Zero-emission aviation company ZeroAvia says its hydrogen-electric powertrain, ZA-600, recently passed a pivotal test: it successfully hauled a 15-ton military-style truck, dubbed the HyperTruck, across the tarmac at its Hollister, California headquarters. The U.K government funded the test, dubbed the HyFlyer II program, with a $16.3 million grant, which could help ZeroAvia reach its mission of powering a 19-passenger aircraft’s 350-mile long flight with the eco-friendly powertrain by 2024. ZeroAvia says that the successful ground test means that they’re on track to complete the program on time.
A heavy haul for a lighter liftoff
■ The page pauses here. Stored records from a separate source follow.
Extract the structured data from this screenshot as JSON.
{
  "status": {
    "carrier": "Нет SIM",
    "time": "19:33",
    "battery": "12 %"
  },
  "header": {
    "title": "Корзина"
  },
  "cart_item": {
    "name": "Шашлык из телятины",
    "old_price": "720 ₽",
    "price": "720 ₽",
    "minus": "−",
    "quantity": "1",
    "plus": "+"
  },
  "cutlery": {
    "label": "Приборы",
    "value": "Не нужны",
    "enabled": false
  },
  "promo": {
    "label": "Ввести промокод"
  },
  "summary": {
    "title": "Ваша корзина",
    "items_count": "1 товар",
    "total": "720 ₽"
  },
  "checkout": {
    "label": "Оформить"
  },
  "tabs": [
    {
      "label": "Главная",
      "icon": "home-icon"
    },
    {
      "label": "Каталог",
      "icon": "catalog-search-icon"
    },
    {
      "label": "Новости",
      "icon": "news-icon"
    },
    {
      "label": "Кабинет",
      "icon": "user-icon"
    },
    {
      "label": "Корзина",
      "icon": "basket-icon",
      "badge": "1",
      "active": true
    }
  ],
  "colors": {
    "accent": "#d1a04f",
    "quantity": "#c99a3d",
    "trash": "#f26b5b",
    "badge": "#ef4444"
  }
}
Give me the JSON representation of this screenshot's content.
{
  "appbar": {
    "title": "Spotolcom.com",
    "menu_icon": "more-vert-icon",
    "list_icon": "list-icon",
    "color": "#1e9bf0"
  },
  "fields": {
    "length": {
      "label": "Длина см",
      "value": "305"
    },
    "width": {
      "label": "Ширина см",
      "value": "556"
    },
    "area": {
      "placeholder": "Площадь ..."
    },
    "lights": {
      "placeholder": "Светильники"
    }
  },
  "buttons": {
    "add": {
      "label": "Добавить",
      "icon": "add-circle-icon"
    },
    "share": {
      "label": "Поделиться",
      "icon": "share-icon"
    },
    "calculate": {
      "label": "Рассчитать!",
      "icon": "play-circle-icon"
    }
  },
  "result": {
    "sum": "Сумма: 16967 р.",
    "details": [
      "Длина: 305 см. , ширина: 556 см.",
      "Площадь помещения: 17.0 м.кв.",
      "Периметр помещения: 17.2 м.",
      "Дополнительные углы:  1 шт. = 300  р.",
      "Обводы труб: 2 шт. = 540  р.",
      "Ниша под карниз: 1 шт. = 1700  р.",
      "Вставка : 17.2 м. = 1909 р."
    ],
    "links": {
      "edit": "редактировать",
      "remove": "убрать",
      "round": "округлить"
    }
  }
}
ZeroAvia’s CEO Val Miftakhov says that the test is essential to flight test the company’s 19-seat Dornier 228 prototypes in the U.S. and U.K. He says test flights for the Dornier will happen by year-end.
“This project is instrumental for delivering a market-ready hydrogen-powered solution for 2024 that makes passenger-ready zero carbon aviation a reality,” said Miftakhov in a statement. “It once again demonstrates the ‘Jet Zero’ ambition of the U.K. government to take a leading role in making flight sustainable, and we are proud that they have put their faith in us again to deliver another milestone for hydrogen-electric aviation.”
“The Hollister testing is a significant milestone for our new HyperTruck testbed and ZA-600 that also confirms the operation of our next-generation control system and software,” said Gabe DeVault, ZeroAvia’s head of testing and application. “Our U.S. team is excited to support the important work of our colleagues in the U.K. and ultimately scaling up our proven hydrogen fuel cell integration for larger commercial aircraft engines, which the HyperTruck supports.”
In June, after ZeroAvia wrapped up its two-year-long HyFlyer I project in which it successfully flew two six-seaters powered by a hydrogen-electric 250 kW engine, the company announced that it upsized its fleet by obtaining two Dornier 228s. The Dorniers, ZeroAvia says, will help to further its pursuit of developing a 19-seat hydrogen-electric powered aircraft. And yet, they have even bigger goals. ZeroAvia has started developing a 2,600-horsepower hydrogen-electric powertrain for a full-sized regional aircraft. Also in the works: ZeroAvia says it plans to build a 50-seat airliner and have a 100-seat airliner powered by hydrogen-electric in the air by the end of the decade.
Sky’s the limit for ZeroAvia founder
Miftakhov, a licensed pilot and entrepreneur in the green energy industry, launched ZeroAvia four years ago in hopes of one day remedying the growing problem of aviation-related carbon emissions. The goal was to create a hydrogen-electric powertrain for a range of markets. ZeroAvia has focused its initial efforts on aircraft that seat between 10 and 20 passengers and fly a maximum of 500 nautical miles.
“With land transport rapidly decarbonizing, fast-growing air transport is quickly becoming the leading emission source, so we must find ways to make aviation more sustainable,” says Miftakhov.
Miftakhov has obtained experimental certificates for two aircraft prototypes from the Federal Aviation Commission (FAA) in the U.S. and the Civil Aviation Authority (CAA) in the U.K. The company is also on track to launch its first commercial flight operations in 2024. There is no shortage of support for ZeroAvia’s lofty goals. Amazon, Bill Gates’ Breakthrough Energy Ventures, and Shell Ventures are all early investors of the startup. Miftakhov also recently became a member of the board of directors for the Fuel Cell and Hydrogen Energy Association (FCHEA), a leading fuel cell industry association that promotes the economic and environmental benefits of hydrogen energy and fuel cell technology.